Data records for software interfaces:

- - - - - - -

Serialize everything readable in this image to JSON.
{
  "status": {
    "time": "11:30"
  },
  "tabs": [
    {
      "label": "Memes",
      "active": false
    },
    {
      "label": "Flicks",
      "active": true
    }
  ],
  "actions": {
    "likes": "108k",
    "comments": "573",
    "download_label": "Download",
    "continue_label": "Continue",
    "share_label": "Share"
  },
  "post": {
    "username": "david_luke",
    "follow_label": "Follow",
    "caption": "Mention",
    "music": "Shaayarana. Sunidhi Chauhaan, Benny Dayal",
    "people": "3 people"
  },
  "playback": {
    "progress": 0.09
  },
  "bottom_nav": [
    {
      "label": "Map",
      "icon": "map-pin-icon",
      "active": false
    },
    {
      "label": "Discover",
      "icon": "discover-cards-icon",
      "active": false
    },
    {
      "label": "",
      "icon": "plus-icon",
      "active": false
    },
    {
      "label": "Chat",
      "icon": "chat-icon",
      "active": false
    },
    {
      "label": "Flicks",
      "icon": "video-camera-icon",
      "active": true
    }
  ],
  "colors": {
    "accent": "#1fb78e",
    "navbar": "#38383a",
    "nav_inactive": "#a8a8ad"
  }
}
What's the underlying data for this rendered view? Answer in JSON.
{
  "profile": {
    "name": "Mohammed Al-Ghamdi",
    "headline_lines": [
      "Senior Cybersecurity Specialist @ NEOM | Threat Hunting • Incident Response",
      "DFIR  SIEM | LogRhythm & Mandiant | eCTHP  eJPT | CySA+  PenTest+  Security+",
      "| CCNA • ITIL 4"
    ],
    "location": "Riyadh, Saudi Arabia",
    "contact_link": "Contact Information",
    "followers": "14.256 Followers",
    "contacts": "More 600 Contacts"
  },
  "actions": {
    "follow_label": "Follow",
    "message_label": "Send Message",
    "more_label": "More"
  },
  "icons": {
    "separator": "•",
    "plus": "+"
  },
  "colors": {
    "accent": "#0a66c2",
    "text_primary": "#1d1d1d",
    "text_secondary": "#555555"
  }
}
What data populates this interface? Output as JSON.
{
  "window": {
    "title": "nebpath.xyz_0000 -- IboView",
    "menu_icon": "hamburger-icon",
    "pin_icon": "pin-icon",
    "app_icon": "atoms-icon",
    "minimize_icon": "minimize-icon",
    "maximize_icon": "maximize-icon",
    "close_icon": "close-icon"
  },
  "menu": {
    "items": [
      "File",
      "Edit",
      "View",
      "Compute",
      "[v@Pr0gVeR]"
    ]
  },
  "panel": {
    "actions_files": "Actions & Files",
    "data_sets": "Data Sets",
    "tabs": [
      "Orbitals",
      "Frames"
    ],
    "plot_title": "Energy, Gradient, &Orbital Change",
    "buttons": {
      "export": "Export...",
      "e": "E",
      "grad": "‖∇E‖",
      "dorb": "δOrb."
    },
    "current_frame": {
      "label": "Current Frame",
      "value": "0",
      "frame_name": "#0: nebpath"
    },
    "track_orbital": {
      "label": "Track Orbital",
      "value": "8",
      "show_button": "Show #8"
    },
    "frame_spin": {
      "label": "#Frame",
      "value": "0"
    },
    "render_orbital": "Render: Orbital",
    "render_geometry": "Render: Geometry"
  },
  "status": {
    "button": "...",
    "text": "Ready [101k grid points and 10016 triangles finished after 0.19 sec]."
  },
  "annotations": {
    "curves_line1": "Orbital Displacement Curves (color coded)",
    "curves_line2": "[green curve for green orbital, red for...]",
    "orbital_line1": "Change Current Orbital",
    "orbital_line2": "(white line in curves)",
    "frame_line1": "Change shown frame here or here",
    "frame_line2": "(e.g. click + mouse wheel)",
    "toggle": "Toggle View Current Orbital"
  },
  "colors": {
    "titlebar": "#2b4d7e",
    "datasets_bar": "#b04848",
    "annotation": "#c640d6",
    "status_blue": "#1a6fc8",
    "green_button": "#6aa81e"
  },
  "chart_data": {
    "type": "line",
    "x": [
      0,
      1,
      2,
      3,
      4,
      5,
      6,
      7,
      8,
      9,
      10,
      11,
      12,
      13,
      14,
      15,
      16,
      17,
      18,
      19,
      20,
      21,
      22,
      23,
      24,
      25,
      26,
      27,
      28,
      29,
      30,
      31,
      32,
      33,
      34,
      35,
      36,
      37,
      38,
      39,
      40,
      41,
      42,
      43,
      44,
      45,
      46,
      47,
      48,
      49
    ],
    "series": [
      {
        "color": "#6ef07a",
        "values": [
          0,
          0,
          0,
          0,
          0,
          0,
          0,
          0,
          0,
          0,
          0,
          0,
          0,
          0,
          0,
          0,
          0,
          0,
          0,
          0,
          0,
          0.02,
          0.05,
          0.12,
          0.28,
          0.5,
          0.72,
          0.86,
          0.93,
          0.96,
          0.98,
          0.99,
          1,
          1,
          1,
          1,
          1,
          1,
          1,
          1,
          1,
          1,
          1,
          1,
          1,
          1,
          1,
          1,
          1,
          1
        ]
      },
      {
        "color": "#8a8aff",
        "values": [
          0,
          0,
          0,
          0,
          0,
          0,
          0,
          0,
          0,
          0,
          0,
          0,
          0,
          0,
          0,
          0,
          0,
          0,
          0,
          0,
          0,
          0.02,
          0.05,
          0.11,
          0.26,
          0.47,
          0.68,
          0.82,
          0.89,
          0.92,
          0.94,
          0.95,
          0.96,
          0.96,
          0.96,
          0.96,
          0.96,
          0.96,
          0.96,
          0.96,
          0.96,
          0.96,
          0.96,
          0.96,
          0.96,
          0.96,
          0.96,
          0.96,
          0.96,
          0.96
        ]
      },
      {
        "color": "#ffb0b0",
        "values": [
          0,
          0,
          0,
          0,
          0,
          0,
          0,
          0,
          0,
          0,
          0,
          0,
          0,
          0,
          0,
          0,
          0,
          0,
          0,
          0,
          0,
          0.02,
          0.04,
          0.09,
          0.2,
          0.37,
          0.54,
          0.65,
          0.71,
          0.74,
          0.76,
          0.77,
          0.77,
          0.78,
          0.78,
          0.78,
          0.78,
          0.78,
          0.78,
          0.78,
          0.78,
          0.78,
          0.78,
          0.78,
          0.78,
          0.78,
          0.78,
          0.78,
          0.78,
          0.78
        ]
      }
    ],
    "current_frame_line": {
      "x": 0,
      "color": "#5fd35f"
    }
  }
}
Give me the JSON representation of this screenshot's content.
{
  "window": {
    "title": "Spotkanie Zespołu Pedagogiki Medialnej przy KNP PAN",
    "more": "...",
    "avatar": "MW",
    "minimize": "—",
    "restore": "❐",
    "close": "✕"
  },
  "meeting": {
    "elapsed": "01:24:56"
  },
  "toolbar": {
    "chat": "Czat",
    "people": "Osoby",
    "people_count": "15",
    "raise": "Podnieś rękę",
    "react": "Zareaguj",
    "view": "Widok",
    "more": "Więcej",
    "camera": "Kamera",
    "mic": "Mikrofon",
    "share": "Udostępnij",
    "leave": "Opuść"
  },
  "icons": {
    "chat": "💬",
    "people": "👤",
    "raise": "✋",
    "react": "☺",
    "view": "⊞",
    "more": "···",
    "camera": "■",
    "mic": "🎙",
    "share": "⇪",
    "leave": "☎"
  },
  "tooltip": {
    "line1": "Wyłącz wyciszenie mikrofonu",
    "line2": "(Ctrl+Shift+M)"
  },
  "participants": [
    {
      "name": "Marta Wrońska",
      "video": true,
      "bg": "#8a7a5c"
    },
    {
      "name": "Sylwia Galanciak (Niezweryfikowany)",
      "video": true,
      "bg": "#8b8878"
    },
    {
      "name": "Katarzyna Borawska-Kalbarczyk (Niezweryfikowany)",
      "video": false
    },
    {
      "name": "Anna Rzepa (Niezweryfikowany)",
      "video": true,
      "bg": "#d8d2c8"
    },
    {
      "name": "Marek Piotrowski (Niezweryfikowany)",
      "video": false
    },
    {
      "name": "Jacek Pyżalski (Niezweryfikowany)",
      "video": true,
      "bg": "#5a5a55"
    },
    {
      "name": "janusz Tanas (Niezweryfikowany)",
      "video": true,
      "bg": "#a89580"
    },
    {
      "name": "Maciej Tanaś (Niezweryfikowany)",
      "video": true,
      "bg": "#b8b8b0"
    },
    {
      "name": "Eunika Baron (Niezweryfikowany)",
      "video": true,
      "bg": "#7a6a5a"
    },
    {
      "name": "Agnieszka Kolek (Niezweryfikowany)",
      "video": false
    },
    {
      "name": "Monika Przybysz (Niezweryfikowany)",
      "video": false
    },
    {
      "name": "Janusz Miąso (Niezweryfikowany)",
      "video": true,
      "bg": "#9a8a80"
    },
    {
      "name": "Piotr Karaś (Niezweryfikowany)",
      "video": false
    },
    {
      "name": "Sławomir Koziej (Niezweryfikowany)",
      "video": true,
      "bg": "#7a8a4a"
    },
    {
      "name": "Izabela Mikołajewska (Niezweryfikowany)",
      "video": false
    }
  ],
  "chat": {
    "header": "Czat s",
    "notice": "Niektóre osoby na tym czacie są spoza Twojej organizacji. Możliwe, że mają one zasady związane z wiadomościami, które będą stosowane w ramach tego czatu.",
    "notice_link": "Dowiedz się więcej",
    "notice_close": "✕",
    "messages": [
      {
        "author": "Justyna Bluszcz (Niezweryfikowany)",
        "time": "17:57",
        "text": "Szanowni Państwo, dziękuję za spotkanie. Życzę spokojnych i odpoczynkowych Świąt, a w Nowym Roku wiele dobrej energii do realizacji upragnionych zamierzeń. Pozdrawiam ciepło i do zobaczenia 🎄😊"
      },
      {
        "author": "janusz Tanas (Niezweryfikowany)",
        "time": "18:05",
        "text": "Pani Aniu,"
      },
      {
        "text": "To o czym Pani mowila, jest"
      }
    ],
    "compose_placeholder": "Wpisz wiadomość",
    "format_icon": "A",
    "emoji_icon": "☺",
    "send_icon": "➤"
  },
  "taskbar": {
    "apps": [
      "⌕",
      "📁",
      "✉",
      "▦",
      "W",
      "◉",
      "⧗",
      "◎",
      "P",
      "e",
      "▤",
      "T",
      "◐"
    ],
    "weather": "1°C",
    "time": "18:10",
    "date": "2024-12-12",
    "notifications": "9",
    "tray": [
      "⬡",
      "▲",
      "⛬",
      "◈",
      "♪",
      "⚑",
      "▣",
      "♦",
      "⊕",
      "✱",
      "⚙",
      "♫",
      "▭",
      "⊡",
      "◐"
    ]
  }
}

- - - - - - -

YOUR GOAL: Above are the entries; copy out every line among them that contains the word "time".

SOLUTION:
    "time": "11:30"
        "time": "17:57",
        "time": "18:05",
    "time": "18:10",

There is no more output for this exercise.